Record set Block Start
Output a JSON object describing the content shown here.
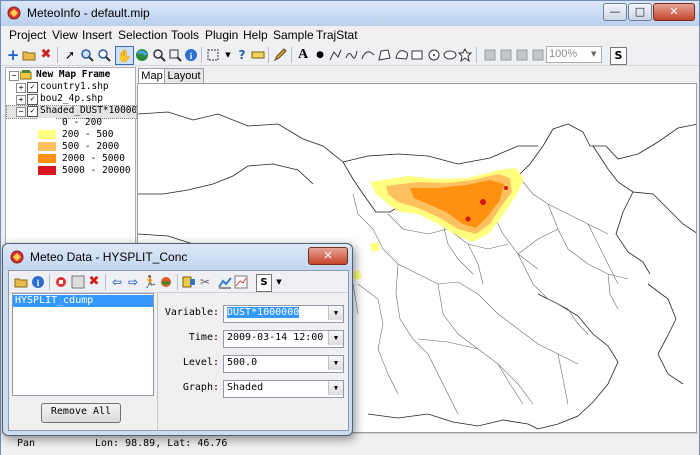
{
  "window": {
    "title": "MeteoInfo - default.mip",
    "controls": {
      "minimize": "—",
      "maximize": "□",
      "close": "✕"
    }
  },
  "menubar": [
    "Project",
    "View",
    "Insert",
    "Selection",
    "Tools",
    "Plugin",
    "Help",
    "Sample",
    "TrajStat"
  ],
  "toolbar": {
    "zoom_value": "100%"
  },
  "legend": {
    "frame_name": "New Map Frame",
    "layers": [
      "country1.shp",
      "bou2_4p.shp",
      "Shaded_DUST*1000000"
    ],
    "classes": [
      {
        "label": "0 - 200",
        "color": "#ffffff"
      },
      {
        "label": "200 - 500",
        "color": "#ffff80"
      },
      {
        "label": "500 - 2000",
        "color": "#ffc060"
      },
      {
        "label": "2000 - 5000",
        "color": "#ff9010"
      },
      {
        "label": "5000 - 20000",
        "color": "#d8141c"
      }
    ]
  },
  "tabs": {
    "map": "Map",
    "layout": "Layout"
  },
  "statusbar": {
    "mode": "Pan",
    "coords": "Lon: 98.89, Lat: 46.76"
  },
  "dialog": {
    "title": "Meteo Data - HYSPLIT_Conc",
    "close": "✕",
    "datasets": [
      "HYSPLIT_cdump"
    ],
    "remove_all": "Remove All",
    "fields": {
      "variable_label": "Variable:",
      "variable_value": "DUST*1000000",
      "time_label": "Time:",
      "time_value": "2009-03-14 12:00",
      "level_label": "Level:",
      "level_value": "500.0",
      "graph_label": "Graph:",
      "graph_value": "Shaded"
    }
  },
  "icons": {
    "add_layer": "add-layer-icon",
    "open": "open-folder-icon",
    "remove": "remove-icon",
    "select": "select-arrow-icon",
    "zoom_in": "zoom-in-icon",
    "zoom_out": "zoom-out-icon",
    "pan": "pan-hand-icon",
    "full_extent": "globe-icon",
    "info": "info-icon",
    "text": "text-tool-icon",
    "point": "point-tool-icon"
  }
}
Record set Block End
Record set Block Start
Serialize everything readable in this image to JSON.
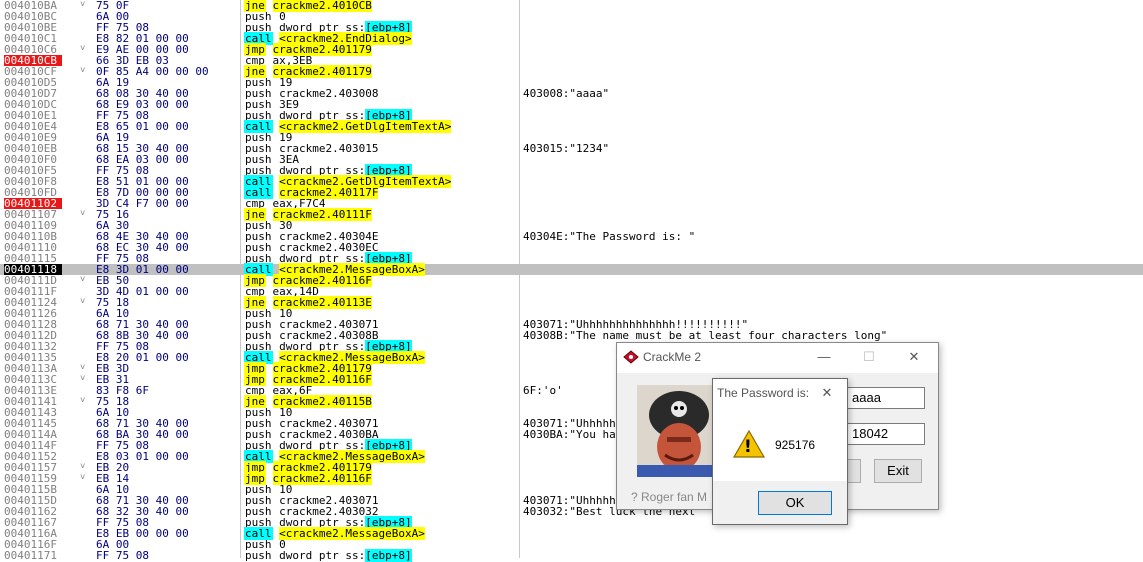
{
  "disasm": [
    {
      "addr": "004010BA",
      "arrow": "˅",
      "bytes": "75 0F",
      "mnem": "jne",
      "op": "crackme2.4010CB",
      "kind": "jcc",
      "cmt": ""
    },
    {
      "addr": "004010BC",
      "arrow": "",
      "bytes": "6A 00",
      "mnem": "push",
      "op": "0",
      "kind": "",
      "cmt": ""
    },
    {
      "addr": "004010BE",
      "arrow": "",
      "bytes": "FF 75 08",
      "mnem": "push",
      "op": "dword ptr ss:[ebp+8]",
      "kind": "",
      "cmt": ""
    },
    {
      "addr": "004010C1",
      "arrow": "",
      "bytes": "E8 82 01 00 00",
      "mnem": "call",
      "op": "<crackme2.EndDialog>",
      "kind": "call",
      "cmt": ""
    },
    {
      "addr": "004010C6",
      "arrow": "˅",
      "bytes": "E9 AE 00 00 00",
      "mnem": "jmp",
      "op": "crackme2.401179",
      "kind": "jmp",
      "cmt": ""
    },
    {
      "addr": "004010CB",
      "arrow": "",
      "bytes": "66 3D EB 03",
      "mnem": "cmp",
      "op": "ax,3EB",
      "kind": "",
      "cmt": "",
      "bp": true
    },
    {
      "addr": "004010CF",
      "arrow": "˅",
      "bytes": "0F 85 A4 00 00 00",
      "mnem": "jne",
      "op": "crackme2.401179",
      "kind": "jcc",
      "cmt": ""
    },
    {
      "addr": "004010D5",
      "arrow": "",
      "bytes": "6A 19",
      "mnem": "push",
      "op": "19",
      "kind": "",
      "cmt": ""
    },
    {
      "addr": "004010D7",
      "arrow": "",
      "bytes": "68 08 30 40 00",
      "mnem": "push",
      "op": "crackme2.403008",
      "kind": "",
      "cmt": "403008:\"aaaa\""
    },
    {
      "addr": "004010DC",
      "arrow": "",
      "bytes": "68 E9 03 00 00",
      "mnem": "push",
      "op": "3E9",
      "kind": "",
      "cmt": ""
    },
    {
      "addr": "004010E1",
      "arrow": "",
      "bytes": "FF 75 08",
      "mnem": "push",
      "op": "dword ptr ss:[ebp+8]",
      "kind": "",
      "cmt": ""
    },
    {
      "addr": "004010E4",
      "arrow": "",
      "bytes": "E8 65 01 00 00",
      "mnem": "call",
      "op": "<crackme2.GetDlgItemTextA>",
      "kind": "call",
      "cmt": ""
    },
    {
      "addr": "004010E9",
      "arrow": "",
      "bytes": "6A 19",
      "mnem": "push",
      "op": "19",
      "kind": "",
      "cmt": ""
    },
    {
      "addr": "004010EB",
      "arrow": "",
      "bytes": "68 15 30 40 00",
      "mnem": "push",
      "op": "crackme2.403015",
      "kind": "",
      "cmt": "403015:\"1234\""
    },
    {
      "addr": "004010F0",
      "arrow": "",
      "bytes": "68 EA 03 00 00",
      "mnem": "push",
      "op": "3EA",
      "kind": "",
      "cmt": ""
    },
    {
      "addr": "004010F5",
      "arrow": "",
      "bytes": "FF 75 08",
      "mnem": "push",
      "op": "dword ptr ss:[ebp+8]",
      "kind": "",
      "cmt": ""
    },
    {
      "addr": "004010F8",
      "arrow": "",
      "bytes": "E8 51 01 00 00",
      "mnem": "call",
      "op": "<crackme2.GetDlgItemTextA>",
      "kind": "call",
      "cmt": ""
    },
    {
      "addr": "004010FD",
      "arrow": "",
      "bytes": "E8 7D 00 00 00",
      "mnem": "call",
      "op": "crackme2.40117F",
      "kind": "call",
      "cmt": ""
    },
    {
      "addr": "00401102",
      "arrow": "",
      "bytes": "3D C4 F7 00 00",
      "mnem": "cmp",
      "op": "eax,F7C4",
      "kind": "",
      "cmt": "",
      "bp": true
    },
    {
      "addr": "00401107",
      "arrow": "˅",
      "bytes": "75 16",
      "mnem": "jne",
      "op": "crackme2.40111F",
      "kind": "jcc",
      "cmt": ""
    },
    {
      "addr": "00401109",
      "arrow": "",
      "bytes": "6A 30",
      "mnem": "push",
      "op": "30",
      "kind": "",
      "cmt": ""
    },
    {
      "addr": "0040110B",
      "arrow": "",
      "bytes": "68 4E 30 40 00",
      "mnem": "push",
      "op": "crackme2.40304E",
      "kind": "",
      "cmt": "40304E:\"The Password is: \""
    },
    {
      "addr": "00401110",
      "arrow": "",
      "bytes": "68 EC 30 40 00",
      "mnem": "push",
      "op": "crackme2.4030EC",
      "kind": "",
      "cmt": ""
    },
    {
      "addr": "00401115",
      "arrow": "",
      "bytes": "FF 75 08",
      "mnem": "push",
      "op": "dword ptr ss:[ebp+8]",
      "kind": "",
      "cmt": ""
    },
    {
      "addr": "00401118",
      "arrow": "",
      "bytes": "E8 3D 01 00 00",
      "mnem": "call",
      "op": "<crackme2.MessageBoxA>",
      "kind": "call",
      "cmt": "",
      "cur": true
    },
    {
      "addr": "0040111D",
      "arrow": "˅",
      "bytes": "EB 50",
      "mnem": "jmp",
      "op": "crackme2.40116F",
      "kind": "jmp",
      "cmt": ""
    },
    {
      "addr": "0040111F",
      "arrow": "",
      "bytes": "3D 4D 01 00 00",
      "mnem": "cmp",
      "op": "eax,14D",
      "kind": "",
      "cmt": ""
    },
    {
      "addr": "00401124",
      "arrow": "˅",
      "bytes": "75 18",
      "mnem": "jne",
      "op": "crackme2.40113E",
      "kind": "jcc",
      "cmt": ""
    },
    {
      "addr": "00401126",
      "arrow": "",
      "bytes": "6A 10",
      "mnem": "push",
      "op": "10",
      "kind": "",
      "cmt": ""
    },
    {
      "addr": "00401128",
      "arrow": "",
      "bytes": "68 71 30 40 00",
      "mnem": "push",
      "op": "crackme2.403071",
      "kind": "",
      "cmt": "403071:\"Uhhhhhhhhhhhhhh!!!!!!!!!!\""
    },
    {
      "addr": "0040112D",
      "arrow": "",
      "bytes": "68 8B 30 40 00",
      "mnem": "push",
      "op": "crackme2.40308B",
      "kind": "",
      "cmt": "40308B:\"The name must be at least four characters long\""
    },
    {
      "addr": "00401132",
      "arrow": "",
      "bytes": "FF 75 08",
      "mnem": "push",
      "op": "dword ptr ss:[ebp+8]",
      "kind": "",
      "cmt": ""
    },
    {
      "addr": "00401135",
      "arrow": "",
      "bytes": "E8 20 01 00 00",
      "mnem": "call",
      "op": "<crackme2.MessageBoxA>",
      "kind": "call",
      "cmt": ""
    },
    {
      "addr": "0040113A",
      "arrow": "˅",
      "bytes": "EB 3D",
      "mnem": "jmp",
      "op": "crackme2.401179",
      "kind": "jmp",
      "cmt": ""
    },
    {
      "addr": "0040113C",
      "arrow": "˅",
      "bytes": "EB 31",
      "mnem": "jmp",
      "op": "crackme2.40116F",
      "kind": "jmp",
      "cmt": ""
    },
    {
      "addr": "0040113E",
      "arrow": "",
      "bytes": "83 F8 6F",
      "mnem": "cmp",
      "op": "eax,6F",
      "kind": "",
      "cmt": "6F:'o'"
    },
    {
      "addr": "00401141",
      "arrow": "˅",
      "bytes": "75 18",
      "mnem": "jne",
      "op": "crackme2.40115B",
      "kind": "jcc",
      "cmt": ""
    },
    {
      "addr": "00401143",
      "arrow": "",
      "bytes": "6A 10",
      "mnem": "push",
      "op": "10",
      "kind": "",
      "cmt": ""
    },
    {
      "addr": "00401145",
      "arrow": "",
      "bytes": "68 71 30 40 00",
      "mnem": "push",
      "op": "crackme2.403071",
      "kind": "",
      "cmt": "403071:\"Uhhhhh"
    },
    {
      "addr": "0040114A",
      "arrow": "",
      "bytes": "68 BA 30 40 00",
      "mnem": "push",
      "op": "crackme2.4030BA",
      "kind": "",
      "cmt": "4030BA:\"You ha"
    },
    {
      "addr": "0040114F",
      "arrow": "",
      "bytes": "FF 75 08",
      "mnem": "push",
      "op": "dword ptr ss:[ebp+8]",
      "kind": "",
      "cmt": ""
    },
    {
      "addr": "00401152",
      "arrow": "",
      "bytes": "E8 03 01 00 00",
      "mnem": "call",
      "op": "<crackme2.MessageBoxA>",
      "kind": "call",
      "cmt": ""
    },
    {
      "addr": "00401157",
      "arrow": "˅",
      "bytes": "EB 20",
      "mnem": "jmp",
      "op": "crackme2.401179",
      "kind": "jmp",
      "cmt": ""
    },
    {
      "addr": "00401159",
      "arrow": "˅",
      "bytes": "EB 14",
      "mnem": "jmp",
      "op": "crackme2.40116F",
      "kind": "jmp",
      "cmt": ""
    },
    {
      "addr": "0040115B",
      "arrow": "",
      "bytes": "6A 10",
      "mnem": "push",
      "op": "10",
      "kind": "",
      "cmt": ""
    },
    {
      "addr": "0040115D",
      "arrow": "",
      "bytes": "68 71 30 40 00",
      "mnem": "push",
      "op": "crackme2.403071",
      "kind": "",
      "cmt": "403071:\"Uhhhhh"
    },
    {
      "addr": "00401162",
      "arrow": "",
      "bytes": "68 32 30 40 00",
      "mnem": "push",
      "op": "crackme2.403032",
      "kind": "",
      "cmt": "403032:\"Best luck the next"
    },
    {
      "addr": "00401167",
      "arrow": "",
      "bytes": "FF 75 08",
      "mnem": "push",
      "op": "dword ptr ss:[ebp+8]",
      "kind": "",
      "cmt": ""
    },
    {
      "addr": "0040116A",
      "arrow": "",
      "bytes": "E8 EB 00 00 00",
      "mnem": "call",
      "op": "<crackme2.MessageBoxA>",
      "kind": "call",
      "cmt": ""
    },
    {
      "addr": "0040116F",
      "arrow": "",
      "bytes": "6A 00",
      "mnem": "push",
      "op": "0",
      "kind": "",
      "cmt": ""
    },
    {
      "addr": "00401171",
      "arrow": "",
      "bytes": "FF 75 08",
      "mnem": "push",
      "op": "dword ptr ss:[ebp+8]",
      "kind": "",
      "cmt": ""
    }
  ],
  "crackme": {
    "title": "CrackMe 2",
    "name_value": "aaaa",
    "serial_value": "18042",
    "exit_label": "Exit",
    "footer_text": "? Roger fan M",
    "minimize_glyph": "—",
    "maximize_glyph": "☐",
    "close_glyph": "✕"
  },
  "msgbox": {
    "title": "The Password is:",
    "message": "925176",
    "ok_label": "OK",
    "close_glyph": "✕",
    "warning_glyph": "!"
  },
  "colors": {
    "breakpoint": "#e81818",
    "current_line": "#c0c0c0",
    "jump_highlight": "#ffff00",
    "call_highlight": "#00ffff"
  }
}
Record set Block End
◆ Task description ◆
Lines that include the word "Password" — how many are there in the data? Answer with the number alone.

◆ Response to the exercise ◆
2